## Instructions to follow
Every line that holds the word "icon" needs to be copied from the data below.
--- Provided records Enclosed Below ---
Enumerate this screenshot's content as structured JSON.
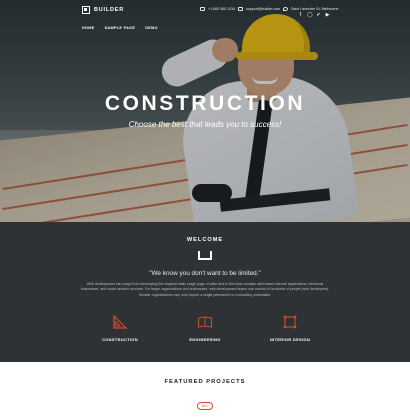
{
  "brand": {
    "name": "BUILDER"
  },
  "topbar": {
    "phone": "+1 800 555 1234",
    "email": "support@builder.com",
    "address": "Saint Lavender St, Melbourne",
    "socials": [
      "facebook-icon",
      "instagram-icon",
      "twitter-icon",
      "youtube-icon"
    ]
  },
  "nav": {
    "items": [
      "HOME",
      "SAMPLE PAGE",
      "DEMO"
    ]
  },
  "hero": {
    "title": "CONSTRUCTION",
    "subtitle": "Choose the best that leads you to success!"
  },
  "welcome": {
    "title": "WELCOME",
    "quote": "\"We know you don't want to be limited.\"",
    "body": "Web development can range from developing the simplest static single page of plain text to the most complex web-based internet applications, electronic businesses, and social network services. For larger organizations and businesses, web development teams can consist of hundreds of people (web developers). Smaller organizations may only require a single permanent or contracting webmaster."
  },
  "features": [
    {
      "label": "CONSTRUCTION",
      "icon": "ruler-triangle-icon"
    },
    {
      "label": "ENGINEERING",
      "icon": "blueprint-book-icon"
    },
    {
      "label": "INTERIOR DESIGN",
      "icon": "frame-square-icon"
    }
  ],
  "featured": {
    "title": "FEATURED PROJECTS",
    "pill": "ALL"
  },
  "colors": {
    "accent": "#d04b2e",
    "dark_section": "#2f3235",
    "helmet": "#f4c20d"
  }
}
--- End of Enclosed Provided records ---
## Solved exercise
      "facebook-icon",
      "instagram-icon",
      "twitter-icon",
      "youtube-icon"
      "icon": "ruler-triangle-icon"
      "icon": "blueprint-book-icon"
      "icon": "frame-square-icon"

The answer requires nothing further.